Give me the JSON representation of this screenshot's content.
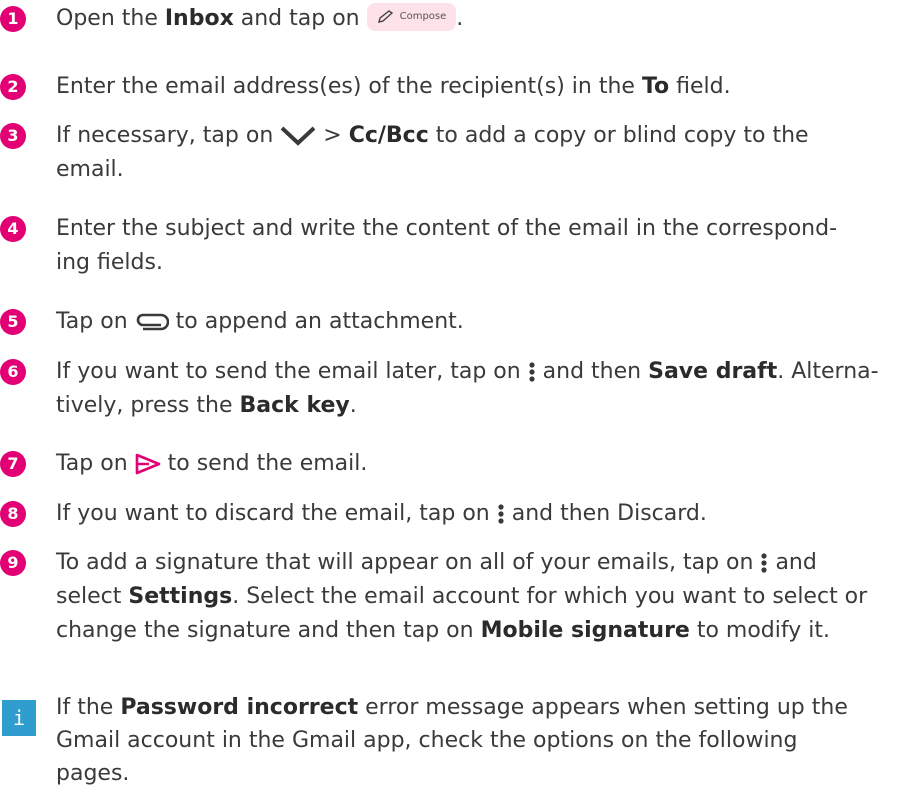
{
  "colors": {
    "accent": "#e20074",
    "info": "#2f9ecf",
    "compose_bg": "#fde2ea"
  },
  "steps": [
    {
      "num": "1",
      "t1": "Open the ",
      "b1": "Inbox",
      "t2": " and tap on ",
      "compose_label": "Compose",
      "t3": "."
    },
    {
      "num": "2",
      "t1": "Enter the email address(es) of the recipient(s) in the ",
      "b1": "To",
      "t2": " field."
    },
    {
      "num": "3",
      "t1": "If necessary, tap on ",
      "icon": "chevron-down-icon",
      "t2": " > ",
      "b1": "Cc/Bcc",
      "t3": " to add a copy or blind copy to the",
      "t4": "email."
    },
    {
      "num": "4",
      "t1": "Enter the subject and write the content of the email in the correspond-",
      "t2": "ing fields."
    },
    {
      "num": "5",
      "t1": "Tap on ",
      "icon": "paperclip-icon",
      "t2": " to append an attachment."
    },
    {
      "num": "6",
      "t1": "If you want to send the email later, tap on ",
      "icon": "more-vert-icon",
      "t2": " and then ",
      "b1": "Save draft",
      "t3": ". Alterna-",
      "t4": "tively, press the ",
      "b2": "Back key",
      "t5": "."
    },
    {
      "num": "7",
      "t1": "Tap on ",
      "icon": "send-icon",
      "t2": " to send the email."
    },
    {
      "num": "8",
      "t1": "If you want to discard the email, tap on ",
      "icon": "more-vert-icon",
      "t2": " and then Discard."
    },
    {
      "num": "9",
      "t1": "To add a signature that will appear on all of your emails, tap on ",
      "icon": "more-vert-icon",
      "t2": " and",
      "t3": "select ",
      "b1": "Settings",
      "t4": ". Select the email account for which you want to select or",
      "t5": "change the signature and then tap on ",
      "b2": "Mobile signature",
      "t6": " to modify it."
    }
  ],
  "info": {
    "icon_label": "i",
    "t1": "If the ",
    "b1": "Password incorrect",
    "t2": " error message appears when setting up the",
    "t3": "Gmail account in the Gmail app, check the options on the following",
    "t4": "pages."
  }
}
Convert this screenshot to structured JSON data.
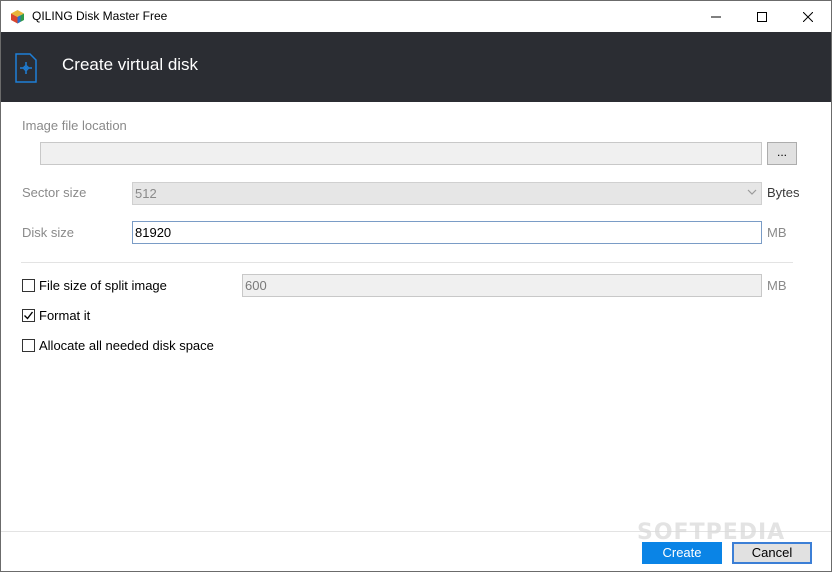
{
  "window": {
    "title": "QILING Disk Master Free",
    "controls": {
      "minimize": "—",
      "maximize": "☐",
      "close": "✕"
    }
  },
  "header": {
    "title": "Create virtual disk",
    "icon": "virtual-disk-icon"
  },
  "form": {
    "image_location": {
      "label": "Image file location",
      "value": "",
      "browse_label": "..."
    },
    "sector_size": {
      "label": "Sector size",
      "value": "512",
      "unit": "Bytes"
    },
    "disk_size": {
      "label": "Disk size",
      "value": "81920",
      "unit": "MB"
    },
    "split_image": {
      "label": "File size of split image",
      "checked": false,
      "value": "600",
      "unit": "MB"
    },
    "format_it": {
      "label": "Format it",
      "checked": true
    },
    "allocate": {
      "label": "Allocate all needed disk space",
      "checked": false
    }
  },
  "footer": {
    "create_label": "Create",
    "cancel_label": "Cancel"
  },
  "watermark": "SOFTPEDIA",
  "colors": {
    "header_bg": "#2b2d33",
    "accent": "#0a84e6",
    "icon_blue": "#1e7fd8"
  }
}
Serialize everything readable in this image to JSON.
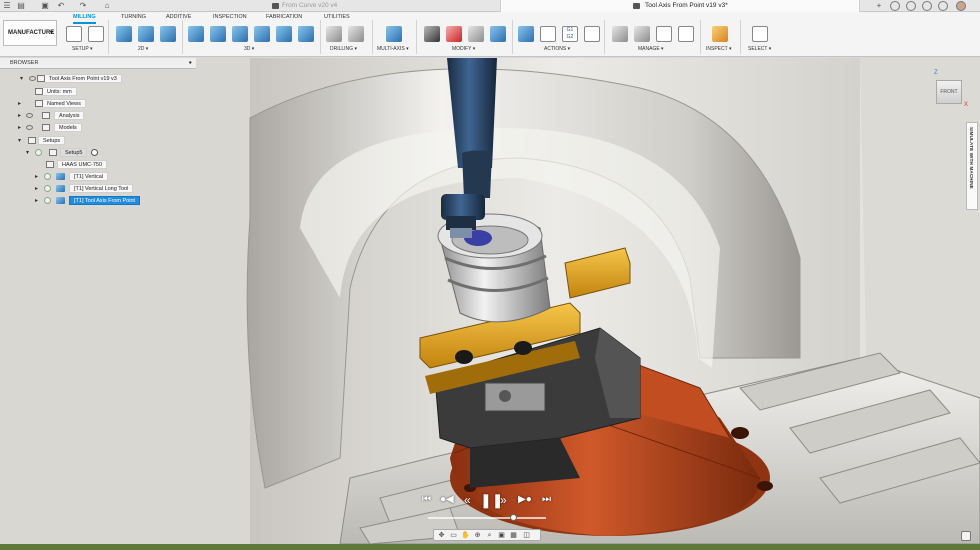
{
  "tabs": {
    "inactive_title": "From Curve v20 v4",
    "active_title": "Tool Axis From Point v19 v3*"
  },
  "ribbon": {
    "workspace": "MANUFACTURE",
    "tabs": [
      "MILLING",
      "TURNING",
      "ADDITIVE",
      "INSPECTION",
      "FABRICATION",
      "UTILITIES"
    ],
    "active_tab": "MILLING",
    "groups": [
      "SETUP",
      "2D",
      "3D",
      "DRILLING",
      "MULTI-AXIS",
      "MODIFY",
      "ACTIONS",
      "MANAGE",
      "INSPECT",
      "SELECT"
    ],
    "gcode_icon_text": "G1 G2"
  },
  "browser": {
    "title": "BROWSER",
    "items": [
      {
        "label": "Tool Axis From Point v19 v3"
      },
      {
        "label": "Units: mm"
      },
      {
        "label": "Named Views"
      },
      {
        "label": "Analysis"
      },
      {
        "label": "Models"
      },
      {
        "label": "Setups"
      },
      {
        "label": "Setup5"
      },
      {
        "label": "HAAS UMC-750"
      },
      {
        "label": "[T1] Vertical"
      },
      {
        "label": "[T1] Vertical Long Tool"
      },
      {
        "label": "[T1] Tool Axis From Point"
      }
    ],
    "selected_index": 10
  },
  "viewcube": {
    "face": "FRONT",
    "axis_z": "Z",
    "axis_x": "X"
  },
  "simulate_tab": "SIMULATE WITH MACHINE",
  "playback": {
    "progress": 0.72
  },
  "colors": {
    "accent": "#0696d7",
    "selection": "#1f8ce0",
    "vise_jaw": "#e6a317",
    "fixture_base": "#c14a1e",
    "spindle": "#2b4a6e",
    "bottom_strip": "#5d7a3b"
  }
}
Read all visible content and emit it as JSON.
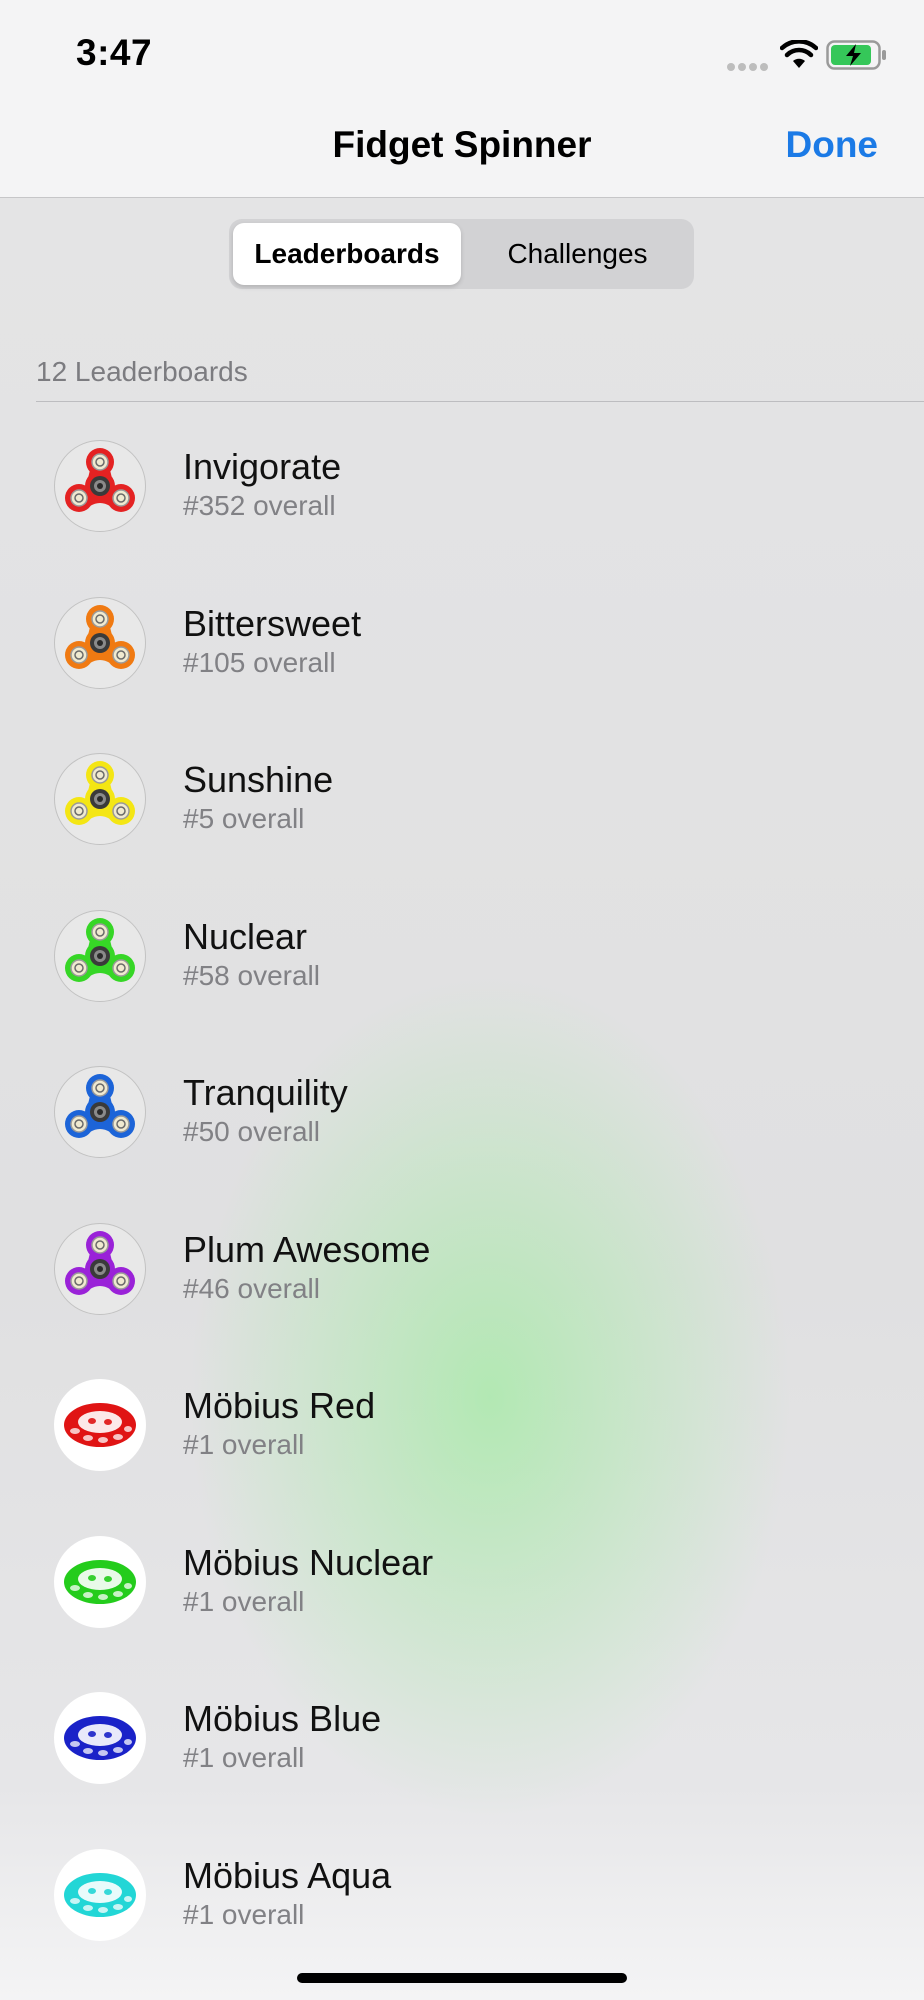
{
  "status_bar": {
    "time": "3:47"
  },
  "nav": {
    "title": "Fidget Spinner",
    "done_label": "Done"
  },
  "segments": [
    {
      "label": "Leaderboards",
      "selected": true
    },
    {
      "label": "Challenges",
      "selected": false
    }
  ],
  "section_header": "12 Leaderboards",
  "leaderboards": [
    {
      "name": "Invigorate",
      "rank": "#352 overall",
      "icon": "spinner-icon",
      "color": "#e42222"
    },
    {
      "name": "Bittersweet",
      "rank": "#105 overall",
      "icon": "spinner-icon",
      "color": "#f07a12"
    },
    {
      "name": "Sunshine",
      "rank": "#5 overall",
      "icon": "spinner-icon",
      "color": "#f4e614"
    },
    {
      "name": "Nuclear",
      "rank": "#58 overall",
      "icon": "spinner-icon",
      "color": "#36d626"
    },
    {
      "name": "Tranquility",
      "rank": "#50 overall",
      "icon": "spinner-icon",
      "color": "#1c64d8"
    },
    {
      "name": "Plum Awesome",
      "rank": "#46 overall",
      "icon": "spinner-icon",
      "color": "#9a22d8"
    },
    {
      "name": "Möbius Red",
      "rank": "#1 overall",
      "icon": "mobius-icon",
      "color": "#e01414"
    },
    {
      "name": "Möbius Nuclear",
      "rank": "#1 overall",
      "icon": "mobius-icon",
      "color": "#24cc1c"
    },
    {
      "name": "Möbius Blue",
      "rank": "#1 overall",
      "icon": "mobius-icon",
      "color": "#1a22c8"
    },
    {
      "name": "Möbius Aqua",
      "rank": "#1 overall",
      "icon": "mobius-icon",
      "color": "#22d6d6"
    }
  ],
  "colors": {
    "accent": "#1b7ae6",
    "battery_fill": "#35c759"
  }
}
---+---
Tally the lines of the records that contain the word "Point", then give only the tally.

### Answer to this exercise
3